Avilla begins working in Internal Affairs with Amy Wallace (Laurie Metcalf) as his partner. Their first case is an investigation of Van Stretch (William Baldwin), an officer with a history of using excessive force and abusing drugs. Stretch's partner is Peck, a poster boy for the LAPD who seems to know nothing of Stretch's illegal activities.

Stretch and Peck are on patrol one night when they find a van that appears to be abandoned. Stretch opens a door on the van and is immediately shot in the chest by a shotgun. A man exits the van and Peck congratulates him before shooting him. The van then speeds off and Peck notices that Stretch is still alive. Peck then strangles Stretch, making it appear as if Stretch died from his gunshot wounds.

The LAPD sets up a sting to catch the witness to Stretch's murder but someone leaks information about the operation. Two SWAT teams appear unexpectedly and the witness kills officer Dorian Fletcher (Michael Beach). A member of a SWAT team shoots the witness, who tells Avilla that Peck is Stretch's killer before he dies.

Peck later meets Kathleen Avilla (Nancy Travis) and questions her about her husband, while pretending to be a member of Internal Affairs. Avilla is following Peck and becomes enraged that Peck is talking to Kathleen. Avilla then confronts Peck, who claims that he has slept with Kathleen. Avilla meets his wife in a restaurant and slaps her before storming out.

Steven Arrocas (John Kapelos), an associate of Peck, walks into his home one night to find his wife Tova (Katherine Borowitz) having sex with Peck. Steven and Tova are both killed in the resulting confrontation, and Peck is wounded. He escapes and is later killed by Avilla when Peck tries to rape his wife.

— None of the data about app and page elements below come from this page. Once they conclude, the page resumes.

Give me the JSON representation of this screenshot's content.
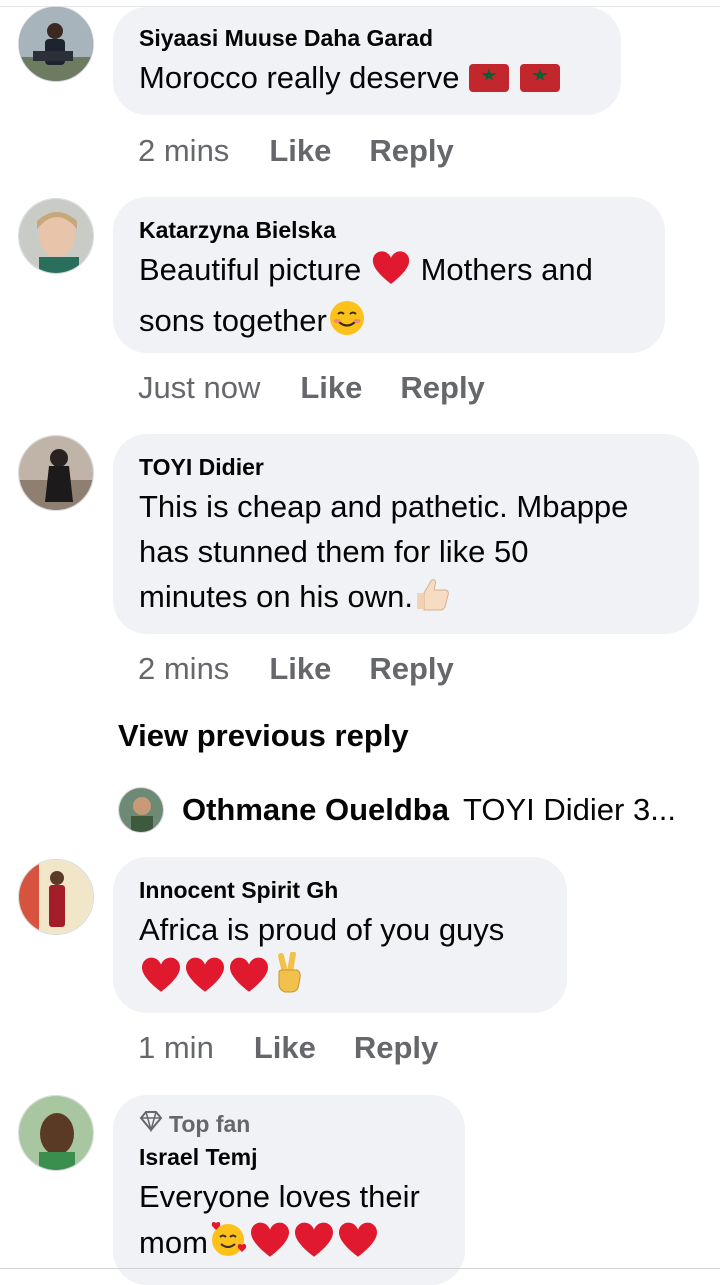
{
  "comments": [
    {
      "name": "Siyaasi Muuse Daha Garad",
      "text": "Morocco really deserve",
      "emojis": [
        "flag-morocco",
        "flag-morocco"
      ],
      "time": "2 mins",
      "like": "Like",
      "reply": "Reply"
    },
    {
      "name": "Katarzyna Bielska",
      "text_line1": "Beautiful picture",
      "text_line1b": "Mothers and",
      "text_line2": "sons together",
      "time": "Just now",
      "like": "Like",
      "reply": "Reply"
    },
    {
      "name": "TOYI Didier",
      "text_line1": "This is cheap and pathetic. Mbappe",
      "text_line2": "has stunned them for like 50",
      "text_line3": "minutes on his own.",
      "time": "2 mins",
      "like": "Like",
      "reply": "Reply"
    },
    {
      "name": "Innocent Spirit Gh",
      "text_line1": "Africa is proud of you guys",
      "time": "1 min",
      "like": "Like",
      "reply": "Reply"
    },
    {
      "badge": "Top fan",
      "name": "Israel Temj",
      "text_line1": "Everyone loves their",
      "text_line2": "mom"
    }
  ],
  "view_previous": "View previous reply",
  "reply_preview": {
    "name": "Othmane Oueldba",
    "text": "TOYI Didier 3..."
  },
  "colors": {
    "bubble": "#f0f2f5",
    "meta": "#65676b",
    "heart": "#e0192e"
  }
}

The basic storyline in "Internal Affairs" of two characters in a life-or-death struggle will be familiar to many fans of the crime-drama genre, but the audience will leave this film feeling satisfied with the conclusion. Police films were popular in 1990, and corrupt police officers were an especially common subject. However, the strong dynamic between good cop and bad cop in this film is a rare feature. "Internal Affairs" is also unusual in that it doesn't portray Peck as irredeemably evil until later in the film.
Peck has no moral compass at all while Avilla is a completely virtuous officer at the beginning of the film. This changes as Peck begins to manipulate Avilla just as he does with everyone else he meets. The two characters begin to spiral out of control around each other as Peck slowly destroys the checks that normally prevent Avilla from showing his darker nature. The manner in which Peck causes conflict between Avilla and his wife is reminiscent of Othello, where Peck plays the part of Iago.

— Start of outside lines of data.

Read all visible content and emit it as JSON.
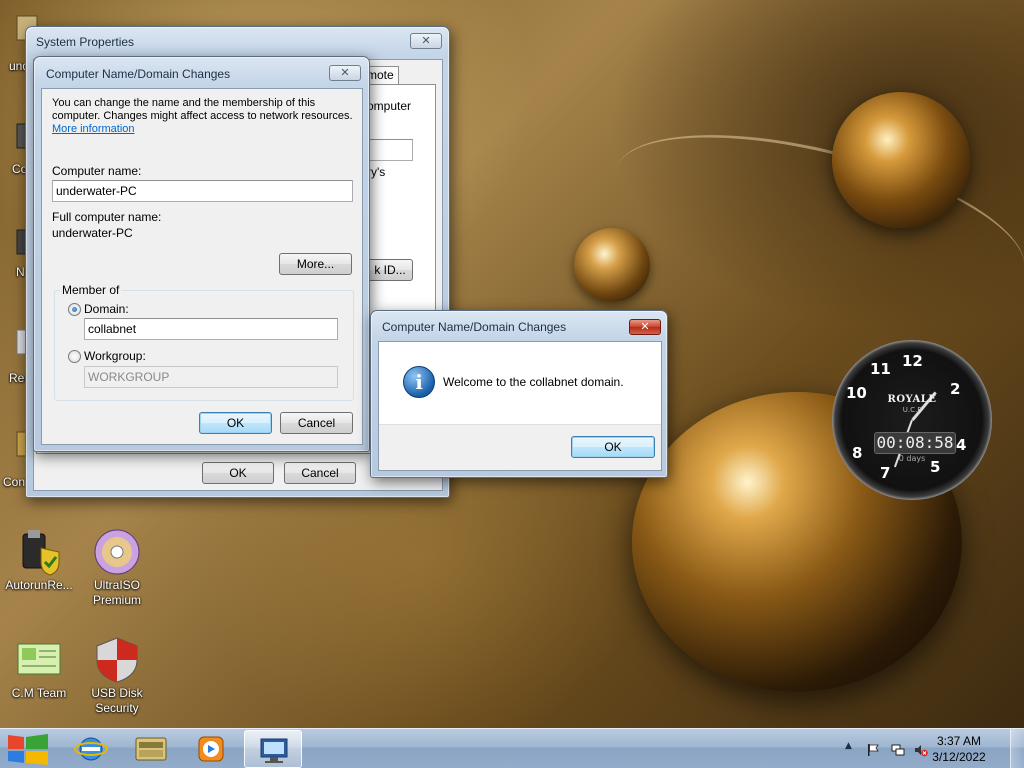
{
  "desktop": {
    "icons": [
      {
        "label_line1": "AutorunRe...",
        "label_line2": ""
      },
      {
        "label_line1": "UltraISO",
        "label_line2": "Premium"
      },
      {
        "label_line1": "C.M Team",
        "label_line2": ""
      },
      {
        "label_line1": "USB Disk",
        "label_line2": "Security"
      }
    ],
    "cut_labels": [
      "und",
      "Co",
      "N",
      "Rec",
      "Con"
    ]
  },
  "clock_gadget": {
    "brand": "ROYALE",
    "brand_sub": "U.C.F",
    "digital_time": "00:08:58",
    "days": "0 days",
    "numerals": [
      "12",
      "2",
      "4",
      "5",
      "7",
      "8",
      "10",
      "11"
    ]
  },
  "system_properties": {
    "title": "System Properties",
    "close_glyph": "✕",
    "tab_partial": "mote",
    "text_partial_1": "omputer",
    "text_partial_2": "ry's",
    "partial_button": "k ID...",
    "ok_label": "OK",
    "cancel_label": "Cancel"
  },
  "name_changes_dialog": {
    "title": "Computer Name/Domain Changes",
    "close_glyph": "✕",
    "intro_line1": "You can change the name and the membership of this",
    "intro_line2": "computer. Changes might affect access to network resources.",
    "more_info_link": "More information",
    "computer_name_label": "Computer name:",
    "computer_name_value": "underwater-PC",
    "full_name_label": "Full computer name:",
    "full_name_value": "underwater-PC",
    "more_button": "More...",
    "member_of_label": "Member of",
    "domain_label": "Domain:",
    "domain_value": "collabnet",
    "workgroup_label": "Workgroup:",
    "workgroup_value": "WORKGROUP",
    "ok_label": "OK",
    "cancel_label": "Cancel"
  },
  "welcome_dialog": {
    "title": "Computer Name/Domain Changes",
    "close_glyph": "✕",
    "message": "Welcome to the collabnet domain.",
    "info_glyph": "i",
    "ok_label": "OK"
  },
  "taskbar": {
    "pinned": [
      "internet-explorer",
      "file-explorer",
      "media-player",
      "system-properties"
    ],
    "tray_chevron": "▲",
    "time": "3:37 AM",
    "date": "3/12/2022"
  },
  "colors": {
    "accent_blue": "#1a5ea8",
    "close_red": "#c9432b",
    "link_blue": "#0066cc"
  }
}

The film's major strengths are its pacing and atmosphere, in which director Figgis hits the mark despite minor breaks in the narrative. Figgis displays his burgeoning talent in "Internal Affairs" even though he is still five years from making his breakout film "Leaving Las Vegas." He has an innate understanding of how to keep the audience's attention, which he does throughout the film.

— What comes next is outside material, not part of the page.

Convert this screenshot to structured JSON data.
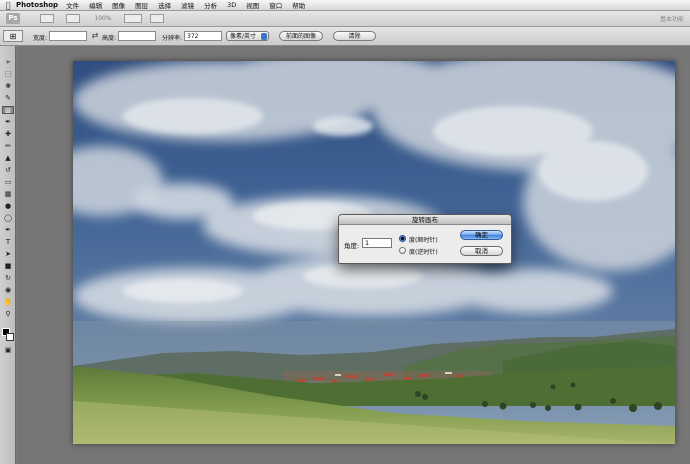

"Internal Affairs" is not one of Gere's best-known roles but it's his first film in which he truly demonstrates his acting ability. His best-known film prior to "Internal Affairs" was "An Officer and a Gentleman" in which he didn't garner the same praise as that of Louis Gossett Jr. and Debra Winger. Gere's acting had clearly improved in "Internal Affairs" and he obviously relished the opportunity to play the villain. This film was a turning point in Gere's career and he often outperforms Andy Garcia.

The cinematography of John A. Alonzo is especially effective at transforming modern Los Angeles into the sinister landscape that exists in crime films. It's completely unreal and corrupt yet beautiful at the same time. This seductive setting serves as the backdrop against which Avilla and Peck become less concerned about the harm they cause to other people.

Rating: 3 out of 5